|Princess Helena College|
|Coordinates||51°54′34″N 0°16′58″W / 51.90943°N 0.28291°WCoordinates: 51°54′34″N 0°16′58″W / 51.90943°N 0.28291°W|
|Religious affiliation(s)||Church of England|
|Department for Education URN||117614 Tables|
|Gender||Co-ed (from Sept 2019 Boys in Years 7 and 12)|
|Age||11 to 18|
|Houses||Gloucester, Windsor and York|
PHC was a co-educational independent day and boarding school for students aged 11 to 18 in Preston near Hitchin in Hertfordshire, England.
The school was housed in a Queen Anne country house, formerly known as Temple Dinsley, which was redesigned by Edwin Lutyens, at the same time as the gardens were designed by his great friend, Gertrude Jekyll. The house is listed Grade II* on the National Heritage List for England, and the gardens and landscaped park are listed Grade II* on the Register of Historic Parks and Gardens.
Princess Helena College was founded by Miss Sophia Williams in 1820 for daughters of officers who had served in the Napoleonic Wars and daughters of Anglican clergy. It was originally established in Mornington Crescent, London, before moving to Regent's Park and then Ealing. The school moved to Temple Dinsley in 1935. In 1874, Princess Helena, Queen Victoria's third daughter, became President of the college, and the school has enjoyed royal patronage ever since.
The school became part of United Learning in 2018, and from 2019, the college accepted boys at age 11 and age 16. The school closed at the end of August 2021 due to persistent financial difficulties that were exacerbated by the COVID-19 pandemic.
Each new pupil was allocated to one of three houses: Gloucester, Windsor or York. The house system offered a platform for pupils of varying ages to work together, whether it be choreographing a house dance or researching for public speaking. House points were awarded for each event and students also earned points for excellent pieces of work.
There was one boarding house, which was in the main school. Year 11 and sixth form students had single rooms while all other year groups shared rooms with a number of peers depending on their age. There were common rooms, kitchens and other spaces for relaxation and games. Boarders had access to music practice rooms and sports facilities in evenings, together with a varied range of weekend activities.
- ^ a b "History". Retrieved 26 April 2008.
- ^ Historic England. "Details from listed building database (1307766)". National Heritage List for England. Retrieved 26 April 2008.
- ^ Historic England, "Princess Helena College, Temple Dinsley, with terraces, steps, walls, railings, gates, pergolas, and garden buildings (1307766)", National Heritage List for England, retrieved 15 February 2018
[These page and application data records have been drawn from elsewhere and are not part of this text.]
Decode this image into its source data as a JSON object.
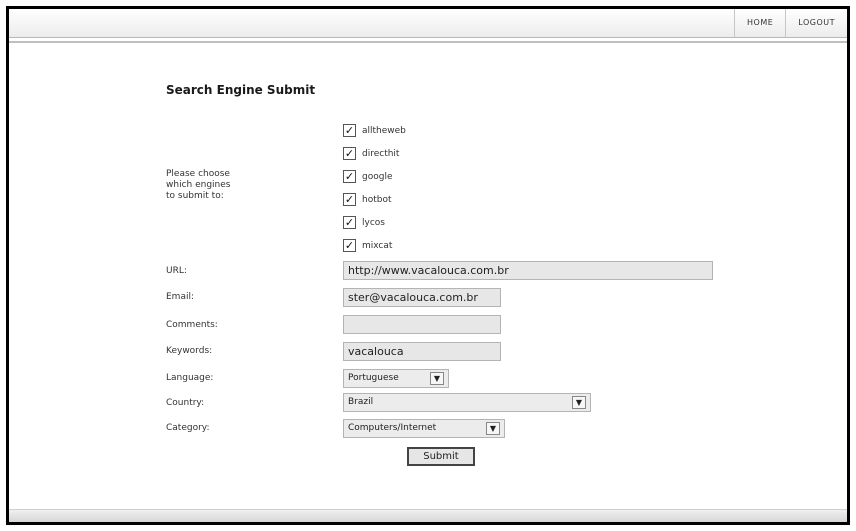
{
  "nav": {
    "home": "HOME",
    "logout": "LOGOUT"
  },
  "title": "Search Engine Submit",
  "engines": {
    "label_line1": "Please choose",
    "label_line2": "which engines",
    "label_line3": "to submit to:",
    "items": [
      {
        "name": "alltheweb",
        "checked": true
      },
      {
        "name": "directhit",
        "checked": true
      },
      {
        "name": "google",
        "checked": true
      },
      {
        "name": "hotbot",
        "checked": true
      },
      {
        "name": "lycos",
        "checked": true
      },
      {
        "name": "mixcat",
        "checked": true
      }
    ],
    "check_mark": "✓"
  },
  "url": {
    "label": "URL:",
    "value": "http://www.vacalouca.com.br"
  },
  "email": {
    "label": "Email:",
    "value": "ster@vacalouca.com.br"
  },
  "comments": {
    "label": "Comments:",
    "value": ""
  },
  "keywords": {
    "label": "Keywords:",
    "value": "vacalouca"
  },
  "language": {
    "label": "Language:",
    "value": "Portuguese"
  },
  "country": {
    "label": "Country:",
    "value": "Brazil"
  },
  "category": {
    "label": "Category:",
    "value": "Computers/Internet"
  },
  "submit": "Submit",
  "dropdown_arrow": "▼"
}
- ^ Historic England, "Temple Dinsley (1000919)", National Heritage List for England, retrieved 15 February 2018
- ^ Thorburn, Jacob (1 March 2021). "Historic school to close at end of academic year". The Comet. Stevenage.
- Official website
- Profile on the Independent Schools Council website
- Profile on The Good Schools Guide
- Profile on the Girls' Schools Association
- 1820 establishments in England
- Educational institutions established in 1820
- Gardens by Gertrude Jekyll
- Girls' schools in Hertfordshire
- Grade II* listed buildings in Hertfordshire
- Grade II* listed houses
- Grade II* listed parks and gardens in Hertfordshire
- Defunct schools in Hertfordshire
- 2021 disestablishments in England
- Educational institutions disestablished in 2021
- Defunct Church of England schools
- Works of Edwin Lutyens in England